Goal of the exercise → Print out the entries, word for word.

Extracted information →
*** Begin section ***

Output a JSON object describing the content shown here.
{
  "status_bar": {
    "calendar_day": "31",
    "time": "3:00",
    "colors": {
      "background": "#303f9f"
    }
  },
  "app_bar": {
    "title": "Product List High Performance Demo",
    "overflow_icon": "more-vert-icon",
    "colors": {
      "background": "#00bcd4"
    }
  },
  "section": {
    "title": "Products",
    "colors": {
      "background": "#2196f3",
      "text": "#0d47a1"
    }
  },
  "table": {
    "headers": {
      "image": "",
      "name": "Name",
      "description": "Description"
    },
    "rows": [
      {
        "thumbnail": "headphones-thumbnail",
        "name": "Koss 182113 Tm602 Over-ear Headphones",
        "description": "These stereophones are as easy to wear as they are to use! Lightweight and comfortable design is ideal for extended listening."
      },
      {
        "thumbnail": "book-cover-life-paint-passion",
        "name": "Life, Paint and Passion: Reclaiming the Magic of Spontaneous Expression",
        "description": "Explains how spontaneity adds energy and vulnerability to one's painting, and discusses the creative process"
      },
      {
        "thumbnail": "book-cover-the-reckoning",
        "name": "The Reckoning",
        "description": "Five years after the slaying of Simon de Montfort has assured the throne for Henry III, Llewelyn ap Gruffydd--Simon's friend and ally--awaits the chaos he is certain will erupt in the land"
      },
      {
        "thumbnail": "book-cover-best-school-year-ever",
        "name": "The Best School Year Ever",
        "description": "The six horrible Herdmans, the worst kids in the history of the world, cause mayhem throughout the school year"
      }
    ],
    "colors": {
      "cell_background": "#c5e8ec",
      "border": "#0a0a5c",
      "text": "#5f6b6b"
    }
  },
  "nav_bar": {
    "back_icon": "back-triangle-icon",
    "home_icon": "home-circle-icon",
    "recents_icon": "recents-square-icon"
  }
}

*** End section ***

Reply →
Output a JSON object describing the content shown here.
{
  "status_bar": {
    "calendar_day": "31",
    "time": "3:00",
    "colors": {
      "background": "#303f9f"
    }
  },
  "app_bar": {
    "title": "Product List High Performance Demo",
    "overflow_icon": "more-vert-icon",
    "colors": {
      "background": "#00bcd4"
    }
  },
  "section": {
    "title": "Products",
    "colors": {
      "background": "#2196f3",
      "text": "#0d47a1"
    }
  },
  "table": {
    "headers": {
      "image": "",
      "name": "Name",
      "description": "Description"
    },
    "rows": [
      {
        "thumbnail": "headphones-thumbnail",
        "name": "Koss 182113 Tm602 Over-ear Headphones",
        "description": "These stereophones are as easy to wear as they are to use! Lightweight and comfortable design is ideal for extended listening."
      },
      {
        "thumbnail": "book-cover-life-paint-passion",
        "name": "Life, Paint and Passion: Reclaiming the Magic of Spontaneous Expression",
        "description": "Explains how spontaneity adds energy and vulnerability to one's painting, and discusses the creative process"
      },
      {
        "thumbnail": "book-cover-the-reckoning",
        "name": "The Reckoning",
        "description": "Five years after the slaying of Simon de Montfort has assured the throne for Henry III, Llewelyn ap Gruffydd--Simon's friend and ally--awaits the chaos he is certain will erupt in the land"
      },
      {
        "thumbnail": "book-cover-best-school-year-ever",
        "name": "The Best School Year Ever",
        "description": "The six horrible Herdmans, the worst kids in the history of the world, cause mayhem throughout the school year"
      }
    ],
    "colors": {
      "cell_background": "#c5e8ec",
      "border": "#0a0a5c",
      "text": "#5f6b6b"
    }
  },
  "nav_bar": {
    "back_icon": "back-triangle-icon",
    "home_icon": "home-circle-icon",
    "recents_icon": "recents-square-icon"
  }
}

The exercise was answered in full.